Only the pictures should be dropped; every line of the data must come back exactly as written.

■ DATA PROVIDED
++++++++++
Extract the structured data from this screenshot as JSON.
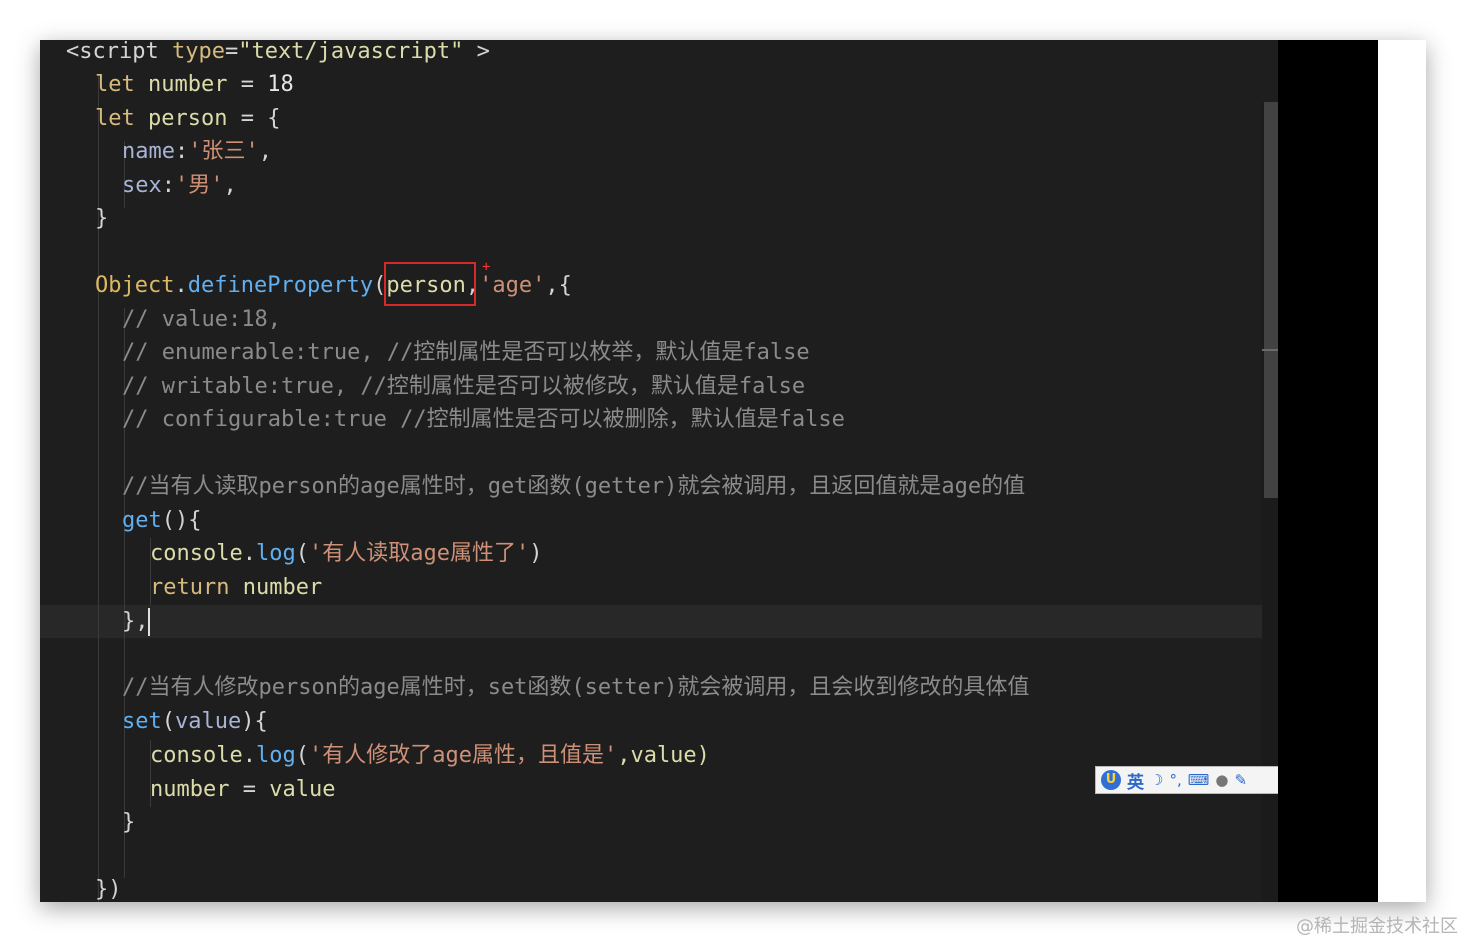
{
  "code": {
    "l1": {
      "tag_open": "<script",
      "type_attr": "type",
      "eq": "=",
      "type_val": "\"text/javascript\"",
      "tag_close": " >"
    },
    "l2": {
      "kw": "let",
      "name": "number",
      "eq": " = ",
      "val": "18"
    },
    "l3": {
      "kw": "let",
      "name": "person",
      "rest": " = {"
    },
    "l4": {
      "key": "name",
      "colon": ":",
      "val": "'张三'",
      "comma": ","
    },
    "l5": {
      "key": "sex",
      "colon": ":",
      "val": "'男'",
      "comma": ","
    },
    "l6": {
      "text": "}"
    },
    "l7": {
      "obj": "Object",
      "dot": ".",
      "method": "defineProperty",
      "paren": "(",
      "arg": "person",
      "comma": ",",
      "str": "'age'",
      "rest": ",{"
    },
    "l8": {
      "text": "// value:18,"
    },
    "l9": {
      "text": "// enumerable:true, //控制属性是否可以枚举，默认值是false"
    },
    "l10": {
      "text": "// writable:true, //控制属性是否可以被修改，默认值是false"
    },
    "l11": {
      "text": "// configurable:true //控制属性是否可以被删除，默认值是false"
    },
    "l12": {
      "text": "//当有人读取person的age属性时，get函数(getter)就会被调用，且返回值就是age的值"
    },
    "l13": {
      "fn": "get",
      "rest": "(){"
    },
    "l14": {
      "obj": "console",
      "dot": ".",
      "method": "log",
      "open": "(",
      "str": "'有人读取age属性了'",
      "close": ")"
    },
    "l15": {
      "kw": "return",
      "val": " number"
    },
    "l16": {
      "text": "},"
    },
    "l17": {
      "text": "//当有人修改person的age属性时，set函数(setter)就会被调用，且会收到修改的具体值"
    },
    "l18": {
      "fn": "set",
      "open": "(",
      "param": "value",
      "close": "){"
    },
    "l19": {
      "obj": "console",
      "dot": ".",
      "method": "log",
      "open": "(",
      "str": "'有人修改了age属性，且值是'",
      "rest": ",value)"
    },
    "l20": {
      "name": "number",
      "eq": " = ",
      "val": "value"
    },
    "l21": {
      "text": "}"
    },
    "l22": {
      "text": "})"
    }
  },
  "ime": {
    "logo": "U",
    "lang": "英",
    "moon_icon": "☽",
    "punct_icon": "°,",
    "keyboard_icon": "⌨",
    "user_icon": "●",
    "tool_icon": "✎"
  },
  "watermark": "@稀土掘金技术社区",
  "colors": {
    "keyword": "#d7ba7d",
    "function": "#61afef",
    "string": "#ce9178",
    "comment": "#8b8b8b",
    "highlight_box": "#d42a2a"
  }
}
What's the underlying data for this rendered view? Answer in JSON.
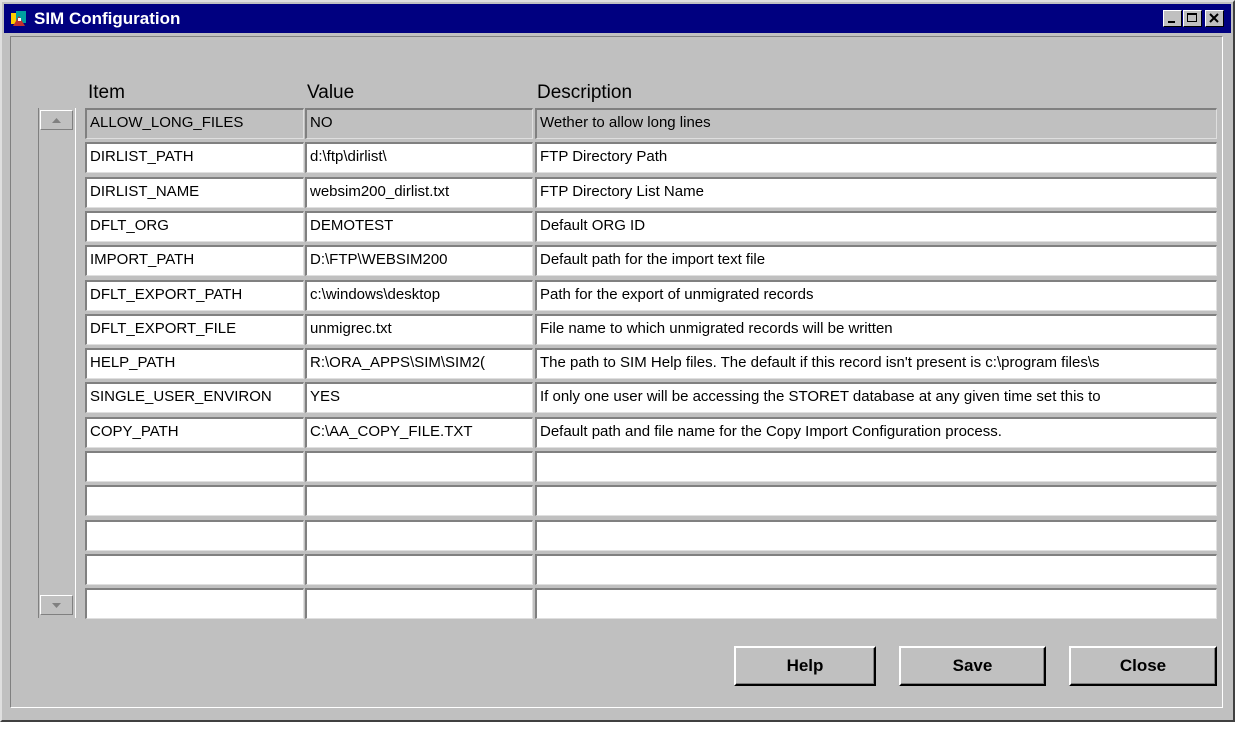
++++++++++
■ RESPONSE BOX
Extract the structured data from this screenshot as JSON.
{
  "code": {
    "l1": {
      "tag_open": "<script",
      "type_attr": "type",
      "eq": "=",
      "type_val": "\"text/javascript\"",
      "tag_close": " >"
    },
    "l2": {
      "kw": "let",
      "name": "number",
      "eq": " = ",
      "val": "18"
    },
    "l3": {
      "kw": "let",
      "name": "person",
      "rest": " = {"
    },
    "l4": {
      "key": "name",
      "colon": ":",
      "val": "'张三'",
      "comma": ","
    },
    "l5": {
      "key": "sex",
      "colon": ":",
      "val": "'男'",
      "comma": ","
    },
    "l6": {
      "text": "}"
    },
    "l7": {
      "obj": "Object",
      "dot": ".",
      "method": "defineProperty",
      "paren": "(",
      "arg": "person",
      "comma": ",",
      "str": "'age'",
      "rest": ",{"
    },
    "l8": {
      "text": "// value:18,"
    },
    "l9": {
      "text": "// enumerable:true, //控制属性是否可以枚举，默认值是false"
    },
    "l10": {
      "text": "// writable:true, //控制属性是否可以被修改，默认值是false"
    },
    "l11": {
      "text": "// configurable:true //控制属性是否可以被删除，默认值是false"
    },
    "l12": {
      "text": "//当有人读取person的age属性时，get函数(getter)就会被调用，且返回值就是age的值"
    },
    "l13": {
      "fn": "get",
      "rest": "(){"
    },
    "l14": {
      "obj": "console",
      "dot": ".",
      "method": "log",
      "open": "(",
      "str": "'有人读取age属性了'",
      "close": ")"
    },
    "l15": {
      "kw": "return",
      "val": " number"
    },
    "l16": {
      "text": "},"
    },
    "l17": {
      "text": "//当有人修改person的age属性时，set函数(setter)就会被调用，且会收到修改的具体值"
    },
    "l18": {
      "fn": "set",
      "open": "(",
      "param": "value",
      "close": "){"
    },
    "l19": {
      "obj": "console",
      "dot": ".",
      "method": "log",
      "open": "(",
      "str": "'有人修改了age属性，且值是'",
      "rest": ",value)"
    },
    "l20": {
      "name": "number",
      "eq": " = ",
      "val": "value"
    },
    "l21": {
      "text": "}"
    },
    "l22": {
      "text": "})"
    }
  },
  "ime": {
    "logo": "U",
    "lang": "英",
    "moon_icon": "☽",
    "punct_icon": "°,",
    "keyboard_icon": "⌨",
    "user_icon": "●",
    "tool_icon": "✎"
  },
  "watermark": "@稀土掘金技术社区",
  "colors": {
    "keyword": "#d7ba7d",
    "function": "#61afef",
    "string": "#ce9178",
    "comment": "#8b8b8b",
    "highlight_box": "#d42a2a"
  }
}
What's the underlying data for this rendered view? Answer in JSON.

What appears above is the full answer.